Description: This book presents a series of eight articles relevant to the development of consumer score cards for healthcare. The authors are all individuals who are members of the Oregon Consumer Scorecard Consortium who have particular expertise in health policy, health services research, health program evaluation, and/or healthcare delivery.
Purpose: The purpose is to present the "lessons learned" from the Oregon Consumer Scorecard Consortium Demonstration Project. The authors hope to provide a "road map" or description of the process of developing report cards to facilitate consumer choice in selecting managed care organizations and healthcare providers. The authors also intend to provide guidance and support to others who wish to develop such consumer report cards.
Audience: The audience consists of policy makers, healthcare administrators, healthcare providers, and health service researchers who are interested in developing or interpreting consumer report cards.
Features: The eight chapters cover different issues and perspectives relevant to developing consumer report cards. The first chapter provides an introduction to the issues of "reporting quality in a market driven healthcare system." This is followed by chapters that describe focus group efforts to elicit the dimensions of consumer preference. Theoretical and practical issues in measuring consumer preferences and care quality are then discussed. A concluding chapter highlights the lessons learned by the consortium.
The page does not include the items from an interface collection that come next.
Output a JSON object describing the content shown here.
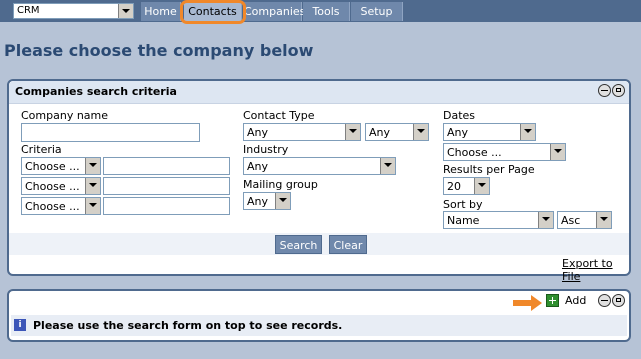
{
  "nav": {
    "module_select": "CRM",
    "tabs": [
      "Home",
      "Contacts",
      "Companies",
      "Tools",
      "Setup"
    ],
    "active_tab": "Contacts",
    "highlight_color": "#f0882a"
  },
  "page_title": "Please choose the company below",
  "search_panel": {
    "title": "Companies search criteria",
    "company_name_label": "Company name",
    "company_name_value": "",
    "criteria_label": "Criteria",
    "criteria_rows": [
      {
        "select": "Choose ...",
        "value": ""
      },
      {
        "select": "Choose ...",
        "value": ""
      },
      {
        "select": "Choose ...",
        "value": ""
      }
    ],
    "contact_type_label": "Contact Type",
    "contact_type_value": "Any",
    "contact_type_value2": "Any",
    "industry_label": "Industry",
    "industry_value": "Any",
    "mailing_group_label": "Mailing group",
    "mailing_group_value": "Any",
    "dates_label": "Dates",
    "dates_value": "Any",
    "dates_range_value": "Choose ...",
    "results_label": "Results per Page",
    "results_value": "20",
    "sort_label": "Sort by",
    "sort_field_value": "Name",
    "sort_order_value": "Asc",
    "search_button": "Search",
    "clear_button": "Clear",
    "export_link": "Export to File"
  },
  "results_panel": {
    "add_label": "Add",
    "info_message": "Please use the search form on top to see records."
  },
  "icons": {
    "minimize": "minimize-icon",
    "restore": "restore-icon",
    "add": "plus-icon",
    "pointer": "arrow-pointer-icon",
    "info": "info-icon"
  }
}
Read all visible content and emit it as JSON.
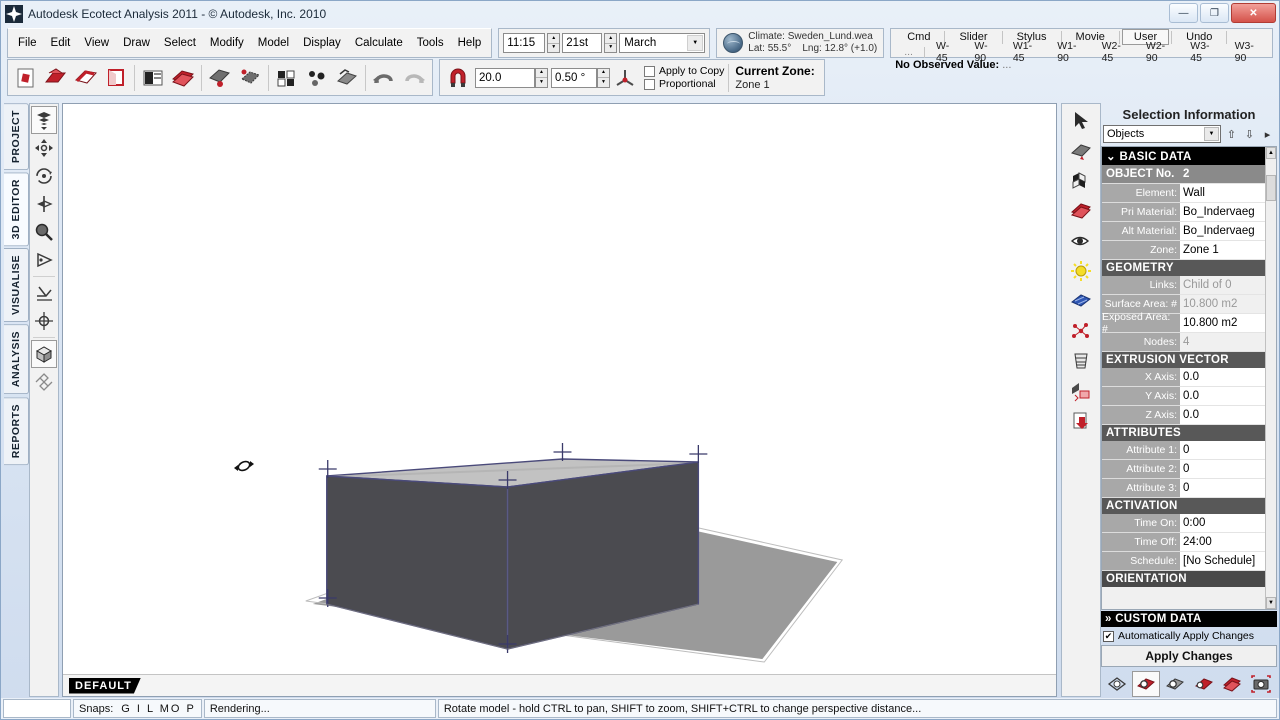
{
  "window": {
    "title": "Autodesk Ecotect Analysis 2011 - © Autodesk, Inc. 2010",
    "minimize": "—",
    "maximize": "❐",
    "close": "✕"
  },
  "menu": {
    "items": [
      "File",
      "Edit",
      "View",
      "Draw",
      "Select",
      "Modify",
      "Model",
      "Display",
      "Calculate",
      "Tools",
      "Help"
    ]
  },
  "datetime": {
    "time": "11:15",
    "day": "21st",
    "month": "March"
  },
  "climate": {
    "line1": "Climate: Sweden_Lund.wea",
    "line2_lat": "Lat: 55.5°",
    "line2_lng": "Lng: 12.8° (+1.0)"
  },
  "modes": {
    "items": [
      "Cmd",
      "Slider",
      "Stylus",
      "Movie",
      "User",
      "Undo"
    ],
    "selected": "User"
  },
  "wbuttons": {
    "ellipsis": "...",
    "items": [
      "W-45",
      "W-90",
      "W1-45",
      "W1-90",
      "W2-45",
      "W2-90",
      "W3-45",
      "W3-90"
    ]
  },
  "observed": {
    "label": "No Observed Value:",
    "value": "..."
  },
  "toolbar": {
    "snap_value": "20.0",
    "angle_value": "0.50 °",
    "apply_to_copy": "Apply to Copy",
    "proportional": "Proportional",
    "current_zone_label": "Current Zone:",
    "current_zone_value": "Zone 1"
  },
  "vtabs": {
    "items": [
      "PROJECT",
      "3D EDITOR",
      "VISUALISE",
      "ANALYSIS",
      "REPORTS"
    ],
    "selected": "3D EDITOR"
  },
  "viewport": {
    "tab_label": "DEFAULT"
  },
  "panel": {
    "title": "Selection Information",
    "filter_value": "Objects",
    "sections": {
      "basic_data": "BASIC DATA",
      "geometry": "GEOMETRY",
      "extrusion_vector": "EXTRUSION VECTOR",
      "attributes": "ATTRIBUTES",
      "activation": "ACTIVATION",
      "orientation": "ORIENTATION",
      "custom_data": "CUSTOM DATA"
    },
    "object_no_label": "OBJECT No.",
    "object_no_value": "2",
    "basic_rows": [
      {
        "label": "Element:",
        "value": "Wall",
        "dim": false
      },
      {
        "label": "Pri Material:",
        "value": "Bo_Indervaeg",
        "dim": false
      },
      {
        "label": "Alt Material:",
        "value": "Bo_Indervaeg",
        "dim": false
      },
      {
        "label": "Zone:",
        "value": "Zone 1",
        "dim": false
      }
    ],
    "geometry_rows": [
      {
        "label": "Links:",
        "value": "Child of 0",
        "dim": true
      },
      {
        "label": "Surface Area: #",
        "value": "10.800 m2",
        "dim": true
      },
      {
        "label": "Exposed Area: #",
        "value": "10.800 m2",
        "dim": false
      },
      {
        "label": "Nodes:",
        "value": "4",
        "dim": true
      }
    ],
    "extrusion_rows": [
      {
        "label": "X Axis:",
        "value": "0.0",
        "dim": false
      },
      {
        "label": "Y Axis:",
        "value": "0.0",
        "dim": false
      },
      {
        "label": "Z Axis:",
        "value": "0.0",
        "dim": false
      }
    ],
    "attribute_rows": [
      {
        "label": "Attribute 1:",
        "value": "0",
        "dim": false
      },
      {
        "label": "Attribute 2:",
        "value": "0",
        "dim": false
      },
      {
        "label": "Attribute 3:",
        "value": "0",
        "dim": false
      }
    ],
    "activation_rows": [
      {
        "label": "Time On:",
        "value": "0:00",
        "dim": false
      },
      {
        "label": "Time Off:",
        "value": "24:00",
        "dim": false
      },
      {
        "label": "Schedule:",
        "value": "[No Schedule]",
        "dim": false
      }
    ],
    "auto_apply": "Automatically Apply Changes",
    "apply_button": "Apply Changes",
    "chevron_down": "⌄",
    "chevron_right": "»"
  },
  "status": {
    "snaps_label": "Snaps:",
    "snaps_value": "G I  L  MO P",
    "rendering": "Rendering...",
    "hint": "Rotate model - hold CTRL to pan, SHIFT to zoom, SHIFT+CTRL to change perspective distance..."
  },
  "colors": {
    "accent_red": "#c0202a",
    "panel_header": "#000000",
    "label_gray": "#a8a8a8",
    "model_wall": "#4b4b50",
    "model_roof": "#bdbdbd",
    "ground_shadow": "#9a9a9a",
    "titlebar": "#dbe6f4"
  }
}
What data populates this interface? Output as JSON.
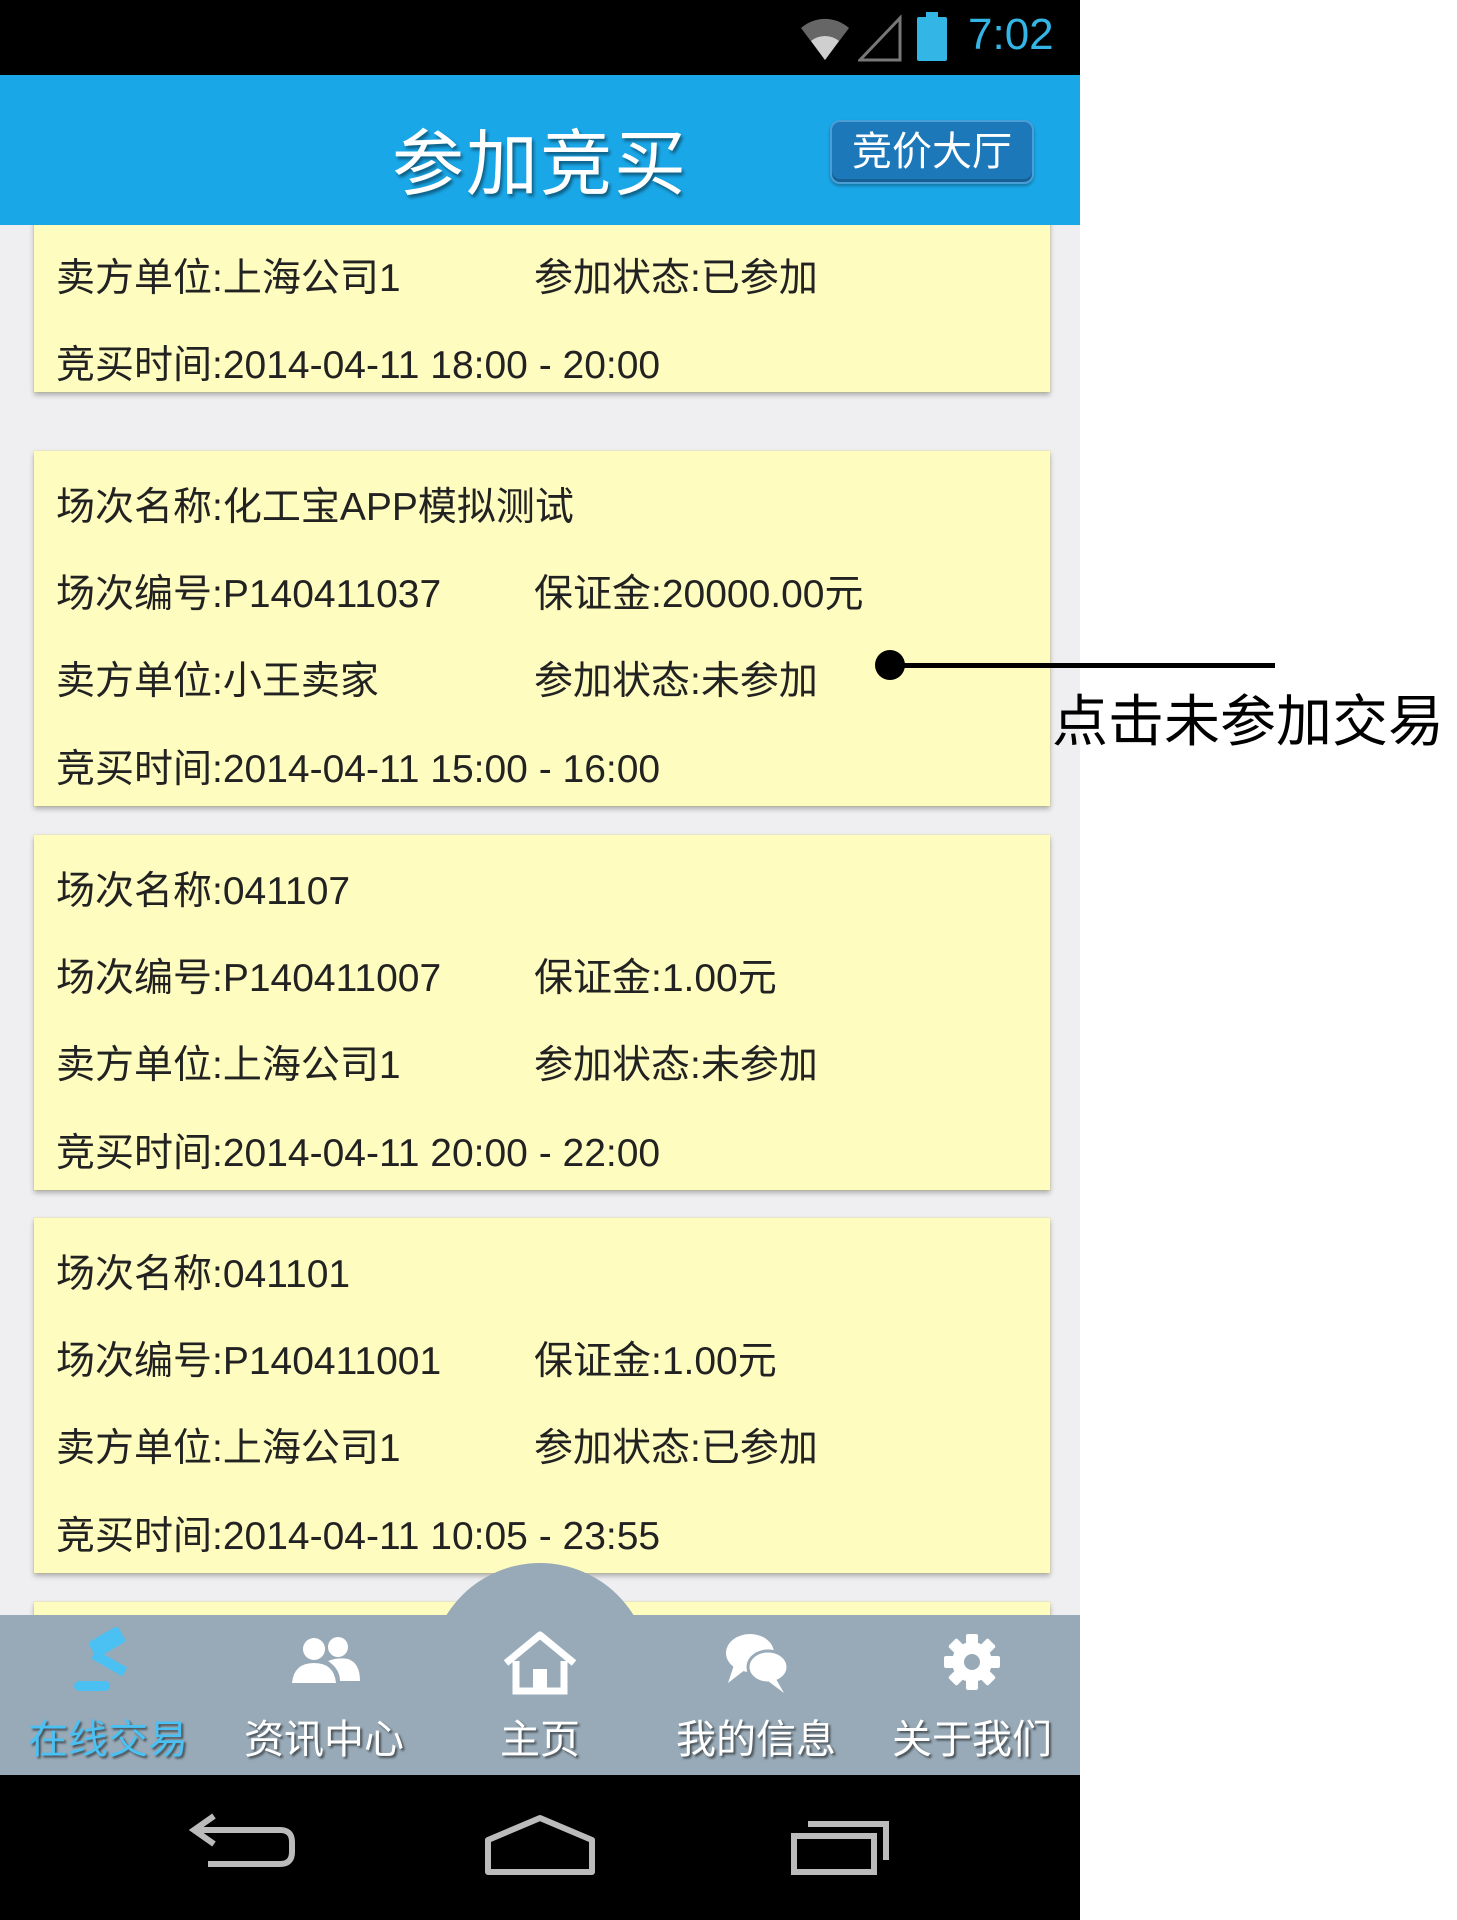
{
  "status_bar": {
    "time": "7:02",
    "time_color": "#33b5e5"
  },
  "header": {
    "title": "参加竞买",
    "hall_button": "竞价大厅",
    "color": "#1aa7e8"
  },
  "cards": [
    {
      "name": "",
      "code": "",
      "deposit": "",
      "seller": "卖方单位:上海公司1",
      "status": "参加状态:已参加",
      "time": "竞买时间:2014-04-11 18:00 - 20:00"
    },
    {
      "name": "场次名称:化工宝APP模拟测试",
      "code": "场次编号:P140411037",
      "deposit": "保证金:20000.00元",
      "seller": "卖方单位:小王卖家",
      "status": "参加状态:未参加",
      "time": "竞买时间:2014-04-11 15:00 - 16:00"
    },
    {
      "name": "场次名称:041107",
      "code": "场次编号:P140411007",
      "deposit": "保证金:1.00元",
      "seller": "卖方单位:上海公司1",
      "status": "参加状态:未参加",
      "time": "竞买时间:2014-04-11 20:00 - 22:00"
    },
    {
      "name": "场次名称:041101",
      "code": "场次编号:P140411001",
      "deposit": "保证金:1.00元",
      "seller": "卖方单位:上海公司1",
      "status": "参加状态:已参加",
      "time": "竞买时间:2014-04-11 10:05 - 23:55"
    }
  ],
  "card_color": "#fefcbf",
  "annotation": "点击未参加交易",
  "bottom_nav": {
    "items": [
      {
        "label": "在线交易",
        "icon": "gavel-icon",
        "active": true
      },
      {
        "label": "资讯中心",
        "icon": "users-icon",
        "active": false
      },
      {
        "label": "主页",
        "icon": "home-icon",
        "active": false
      },
      {
        "label": "我的信息",
        "icon": "chat-bubbles-icon",
        "active": false
      },
      {
        "label": "关于我们",
        "icon": "gear-icon",
        "active": false
      }
    ],
    "background": "#98aab7",
    "active_color": "#4ac0f3"
  },
  "system_nav": {
    "buttons": [
      "back-icon",
      "home-outline-icon",
      "recents-icon"
    ]
  }
}
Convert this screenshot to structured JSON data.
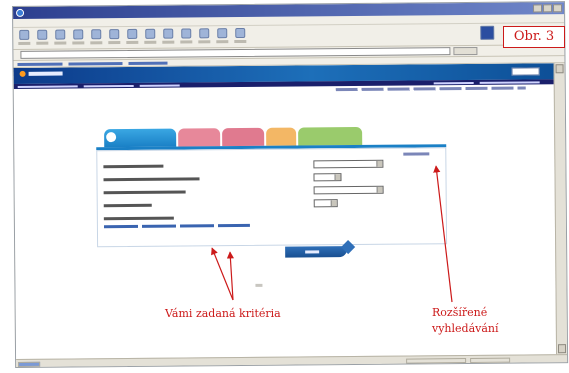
{
  "figure_label": "Obr. 3",
  "annotations": {
    "left": "Vámi zadaná kritéria",
    "right": "Rozšířené vyhledávání"
  },
  "colors": {
    "annotation_red": "#cc1a1a",
    "header_blue": "#1d6fb9",
    "tab_blue": "#1a80c6",
    "tab_pink": "#e7889a",
    "tab_orange": "#f3b765",
    "tab_green": "#9acb6c"
  },
  "icons": {
    "browser": "ie-icon",
    "toolbar": [
      "back-icon",
      "forward-icon",
      "stop-icon",
      "refresh-icon",
      "home-icon",
      "search-icon",
      "favorites-icon",
      "media-icon",
      "history-icon",
      "mail-icon",
      "print-icon",
      "edit-icon",
      "discuss-icon"
    ],
    "brand": "windows-logo-icon"
  }
}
A very helpful appendix presents actual examples of the consumer guide developed through this project.
Assessment: This book contains important information and informative lessons in the rapidly evolving area of consumer-oriented report cards on healthcare organizations. It is strongest in its effort to provide the point of view and lessons learned from this specific consumer report card project. The more general chapters provide a helpful introduction for individuals new to the issues in this area. Likewise, the sections on the use of focus groups in the development of measures are interesting and helpful introductory material. Nonetheless, policy makers and health services researchers will need to look elsewhere for a current, in depth literature review on this large and complex subject. Similarly, group practice managers and other healthcare administrators hoping to develop their own consumer score cards will likely need other resources to develop their own consumer report card program.